▶ _GOAL OF THE EXERCISE_
Should any entry seem unclear, still set it down exactly as given, along with all the others.

******************************

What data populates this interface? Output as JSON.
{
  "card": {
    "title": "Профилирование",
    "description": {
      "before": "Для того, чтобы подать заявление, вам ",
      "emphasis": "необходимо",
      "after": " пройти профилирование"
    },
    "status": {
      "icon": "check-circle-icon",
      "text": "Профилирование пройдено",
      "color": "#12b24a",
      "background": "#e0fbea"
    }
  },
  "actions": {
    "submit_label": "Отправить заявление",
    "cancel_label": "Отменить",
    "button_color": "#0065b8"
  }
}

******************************

▶ _SOLUTION FOR THIS TASK_
What data populates this interface? Output as JSON.
{
  "card": {
    "title": "Профилирование",
    "description": {
      "before": "Для того, чтобы подать заявление, вам ",
      "emphasis": "необходимо",
      "after": " пройти профилирование"
    },
    "status": {
      "icon": "check-circle-icon",
      "text": "Профилирование пройдено",
      "color": "#12b24a",
      "background": "#e0fbea"
    }
  },
  "actions": {
    "submit_label": "Отправить заявление",
    "cancel_label": "Отменить",
    "button_color": "#0065b8"
  }
}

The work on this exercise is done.